Re: 6G may be
With 6G we will finally get those remote surgeries which were mentioned (with a straight face) as a reason why we needed 5G.
244 publicly visible posts • joined 21 Jan 2015
The potential benefit is time saving: it writes eloquent text and it can write working code. But that of course only works if the user actually understands the outputs. So a "prompt engineer" role will never exist. Apart from that, the big question remains if the time saved outweigh the massive cost.
Would be an obligation for bots to start every paragraph with the words "this may or may not be true, i have no way of knowing". That way it's easily spotted in the "journalism" of the lazy reporter class. It would also clearly lay the blame with the reporter who decides to remove that phrase. And it would also make it clear to the believers that the technology is a bullshit generator with a good accuracy rate.
In Word (and PowerPoint) you are supposed to use the compress pictures tool to remove cropped parts and size them down. I actually find this useful in a text editor because it allows you to revert the crop or resize the images before finalizing the document. You can always use an image editor of course.

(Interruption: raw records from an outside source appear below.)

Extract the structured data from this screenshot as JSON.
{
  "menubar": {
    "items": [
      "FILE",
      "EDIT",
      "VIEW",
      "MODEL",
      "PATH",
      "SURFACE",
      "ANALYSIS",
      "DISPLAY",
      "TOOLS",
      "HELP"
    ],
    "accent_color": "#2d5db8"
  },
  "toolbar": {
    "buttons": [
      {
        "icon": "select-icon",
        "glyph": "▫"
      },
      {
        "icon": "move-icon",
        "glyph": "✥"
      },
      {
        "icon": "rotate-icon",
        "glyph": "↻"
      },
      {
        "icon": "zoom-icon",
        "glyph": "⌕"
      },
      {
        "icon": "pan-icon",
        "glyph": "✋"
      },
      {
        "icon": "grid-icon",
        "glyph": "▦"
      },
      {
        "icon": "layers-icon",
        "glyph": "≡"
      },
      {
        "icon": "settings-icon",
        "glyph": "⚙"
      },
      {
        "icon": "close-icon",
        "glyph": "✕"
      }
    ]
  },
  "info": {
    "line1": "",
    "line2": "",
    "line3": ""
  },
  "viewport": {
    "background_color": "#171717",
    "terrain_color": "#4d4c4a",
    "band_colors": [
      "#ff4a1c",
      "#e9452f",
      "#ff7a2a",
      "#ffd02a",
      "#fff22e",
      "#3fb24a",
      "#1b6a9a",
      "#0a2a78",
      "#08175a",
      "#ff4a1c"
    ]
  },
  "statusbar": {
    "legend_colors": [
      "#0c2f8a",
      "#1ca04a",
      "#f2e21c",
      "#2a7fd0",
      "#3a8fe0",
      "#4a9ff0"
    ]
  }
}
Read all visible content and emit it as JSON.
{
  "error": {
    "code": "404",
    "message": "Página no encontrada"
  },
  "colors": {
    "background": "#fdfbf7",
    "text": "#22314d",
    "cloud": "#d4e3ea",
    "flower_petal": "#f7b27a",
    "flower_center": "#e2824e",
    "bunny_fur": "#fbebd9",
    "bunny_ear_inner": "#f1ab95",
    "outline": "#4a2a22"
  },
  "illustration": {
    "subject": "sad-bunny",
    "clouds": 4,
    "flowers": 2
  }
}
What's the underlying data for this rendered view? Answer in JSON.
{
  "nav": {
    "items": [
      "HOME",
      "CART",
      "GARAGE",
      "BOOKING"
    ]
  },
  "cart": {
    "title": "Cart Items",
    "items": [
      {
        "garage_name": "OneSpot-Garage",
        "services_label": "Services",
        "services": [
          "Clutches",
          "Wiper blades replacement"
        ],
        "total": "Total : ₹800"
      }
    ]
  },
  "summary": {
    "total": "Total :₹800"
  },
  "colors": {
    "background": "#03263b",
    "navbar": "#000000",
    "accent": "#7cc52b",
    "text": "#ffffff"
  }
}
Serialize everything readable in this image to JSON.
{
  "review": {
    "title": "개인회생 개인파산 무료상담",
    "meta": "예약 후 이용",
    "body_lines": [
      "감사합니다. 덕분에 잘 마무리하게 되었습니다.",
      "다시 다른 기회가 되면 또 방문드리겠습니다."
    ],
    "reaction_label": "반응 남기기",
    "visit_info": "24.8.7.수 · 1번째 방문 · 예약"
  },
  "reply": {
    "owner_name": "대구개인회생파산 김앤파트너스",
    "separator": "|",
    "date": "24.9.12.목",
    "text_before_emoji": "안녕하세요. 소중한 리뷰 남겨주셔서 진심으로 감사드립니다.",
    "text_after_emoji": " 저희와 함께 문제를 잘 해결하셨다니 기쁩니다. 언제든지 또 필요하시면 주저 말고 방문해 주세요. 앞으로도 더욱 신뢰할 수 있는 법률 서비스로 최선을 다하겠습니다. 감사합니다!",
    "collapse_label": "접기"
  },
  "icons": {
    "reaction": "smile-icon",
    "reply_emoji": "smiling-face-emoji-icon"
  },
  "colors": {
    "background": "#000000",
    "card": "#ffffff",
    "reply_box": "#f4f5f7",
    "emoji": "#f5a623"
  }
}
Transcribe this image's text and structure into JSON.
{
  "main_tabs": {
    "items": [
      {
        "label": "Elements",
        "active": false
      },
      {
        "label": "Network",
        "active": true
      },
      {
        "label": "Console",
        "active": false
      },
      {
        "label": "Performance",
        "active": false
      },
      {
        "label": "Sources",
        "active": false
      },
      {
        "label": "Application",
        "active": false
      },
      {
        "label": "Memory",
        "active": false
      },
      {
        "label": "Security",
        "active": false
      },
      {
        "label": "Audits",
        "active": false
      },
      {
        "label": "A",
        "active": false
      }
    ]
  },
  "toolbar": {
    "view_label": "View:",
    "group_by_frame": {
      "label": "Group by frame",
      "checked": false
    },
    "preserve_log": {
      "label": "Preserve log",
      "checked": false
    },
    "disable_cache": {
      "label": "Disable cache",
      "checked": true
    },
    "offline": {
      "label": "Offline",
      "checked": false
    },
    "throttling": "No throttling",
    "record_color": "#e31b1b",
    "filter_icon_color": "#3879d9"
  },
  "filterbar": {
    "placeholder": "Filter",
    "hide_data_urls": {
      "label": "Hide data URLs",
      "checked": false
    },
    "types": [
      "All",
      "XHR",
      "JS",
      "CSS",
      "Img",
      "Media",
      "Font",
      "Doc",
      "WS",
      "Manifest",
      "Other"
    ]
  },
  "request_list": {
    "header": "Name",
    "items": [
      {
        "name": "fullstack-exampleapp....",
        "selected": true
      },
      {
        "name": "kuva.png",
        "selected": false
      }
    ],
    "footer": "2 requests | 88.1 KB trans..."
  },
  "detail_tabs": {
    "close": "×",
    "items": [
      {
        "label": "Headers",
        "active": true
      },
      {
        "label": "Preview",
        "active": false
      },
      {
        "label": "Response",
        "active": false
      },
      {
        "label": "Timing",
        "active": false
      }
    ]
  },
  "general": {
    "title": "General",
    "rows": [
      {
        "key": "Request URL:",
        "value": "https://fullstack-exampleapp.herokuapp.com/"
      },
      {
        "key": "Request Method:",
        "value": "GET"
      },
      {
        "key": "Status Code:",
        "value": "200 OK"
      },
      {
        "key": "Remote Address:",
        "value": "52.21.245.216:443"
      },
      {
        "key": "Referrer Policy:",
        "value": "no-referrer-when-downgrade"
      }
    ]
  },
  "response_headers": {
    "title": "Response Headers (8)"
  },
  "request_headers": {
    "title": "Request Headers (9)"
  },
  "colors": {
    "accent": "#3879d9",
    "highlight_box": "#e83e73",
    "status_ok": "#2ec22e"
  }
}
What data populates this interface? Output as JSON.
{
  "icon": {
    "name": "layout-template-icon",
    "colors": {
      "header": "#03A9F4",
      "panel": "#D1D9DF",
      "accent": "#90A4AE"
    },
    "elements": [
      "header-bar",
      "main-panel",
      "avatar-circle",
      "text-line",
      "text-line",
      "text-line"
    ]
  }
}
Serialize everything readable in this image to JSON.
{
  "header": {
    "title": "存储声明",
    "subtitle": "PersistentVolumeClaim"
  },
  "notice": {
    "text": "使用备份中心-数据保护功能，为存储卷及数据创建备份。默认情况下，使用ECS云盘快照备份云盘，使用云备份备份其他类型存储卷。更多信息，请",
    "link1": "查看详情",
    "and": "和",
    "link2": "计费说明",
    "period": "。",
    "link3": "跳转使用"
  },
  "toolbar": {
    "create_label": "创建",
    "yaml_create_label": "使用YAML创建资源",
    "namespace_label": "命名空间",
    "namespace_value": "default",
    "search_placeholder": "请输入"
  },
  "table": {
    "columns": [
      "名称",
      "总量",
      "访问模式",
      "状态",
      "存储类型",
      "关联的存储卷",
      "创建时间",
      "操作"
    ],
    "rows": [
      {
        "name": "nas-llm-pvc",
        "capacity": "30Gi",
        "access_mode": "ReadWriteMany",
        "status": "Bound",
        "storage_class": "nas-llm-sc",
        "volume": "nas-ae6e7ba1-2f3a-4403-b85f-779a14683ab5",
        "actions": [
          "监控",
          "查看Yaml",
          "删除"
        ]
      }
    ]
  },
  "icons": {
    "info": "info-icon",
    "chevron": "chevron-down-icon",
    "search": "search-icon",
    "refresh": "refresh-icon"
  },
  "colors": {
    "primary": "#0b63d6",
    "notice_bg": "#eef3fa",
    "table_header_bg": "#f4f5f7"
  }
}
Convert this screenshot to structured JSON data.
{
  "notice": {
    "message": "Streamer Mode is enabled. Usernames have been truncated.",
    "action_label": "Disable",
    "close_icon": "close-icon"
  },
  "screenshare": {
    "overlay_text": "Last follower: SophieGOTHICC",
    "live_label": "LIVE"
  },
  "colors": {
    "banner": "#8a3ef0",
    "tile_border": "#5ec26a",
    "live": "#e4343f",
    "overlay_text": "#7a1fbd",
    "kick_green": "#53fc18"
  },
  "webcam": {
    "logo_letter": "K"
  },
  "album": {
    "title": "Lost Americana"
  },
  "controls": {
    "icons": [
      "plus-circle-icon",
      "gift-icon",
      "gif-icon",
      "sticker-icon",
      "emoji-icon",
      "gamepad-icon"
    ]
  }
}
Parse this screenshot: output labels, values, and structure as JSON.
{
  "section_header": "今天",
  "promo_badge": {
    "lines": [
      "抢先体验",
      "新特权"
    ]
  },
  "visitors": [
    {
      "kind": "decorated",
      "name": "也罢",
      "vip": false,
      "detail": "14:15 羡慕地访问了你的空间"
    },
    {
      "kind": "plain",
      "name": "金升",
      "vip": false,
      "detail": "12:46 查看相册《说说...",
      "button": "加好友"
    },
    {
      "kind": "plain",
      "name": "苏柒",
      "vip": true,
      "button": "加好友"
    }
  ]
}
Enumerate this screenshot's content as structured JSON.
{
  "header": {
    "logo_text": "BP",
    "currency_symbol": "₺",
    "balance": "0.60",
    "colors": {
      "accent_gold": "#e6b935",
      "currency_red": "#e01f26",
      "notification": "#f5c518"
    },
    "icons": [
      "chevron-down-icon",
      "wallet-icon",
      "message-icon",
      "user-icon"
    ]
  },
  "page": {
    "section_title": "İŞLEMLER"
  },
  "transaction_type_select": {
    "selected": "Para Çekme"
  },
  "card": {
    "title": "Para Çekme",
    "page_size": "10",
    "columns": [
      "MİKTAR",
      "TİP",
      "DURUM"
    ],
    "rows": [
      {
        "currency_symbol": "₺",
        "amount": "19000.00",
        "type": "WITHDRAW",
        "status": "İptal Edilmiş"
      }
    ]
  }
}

With respect to the first part of your comment, 100% agree.
The same is true of unix (like) systems. The idea is that each component of that system does one thing (well). If you think of the relational database as a system of components, it's entirely the same thing. In 20 years time, graph db systems will be full of technical debt and features that almost nobody uses (anymore). But why should you care about this? This is the same kind of reasoning that leads to so many new programming languages while the same kind of features can be added to existing ones.
This "perceived" integration is a big selling point, yes. Until you realize just how badly the different products integrate. Maybe because none of them appear to be properly designed, but look more like an interns project that then got bombarded to primetime because it resembles a bad copy of a popular tool.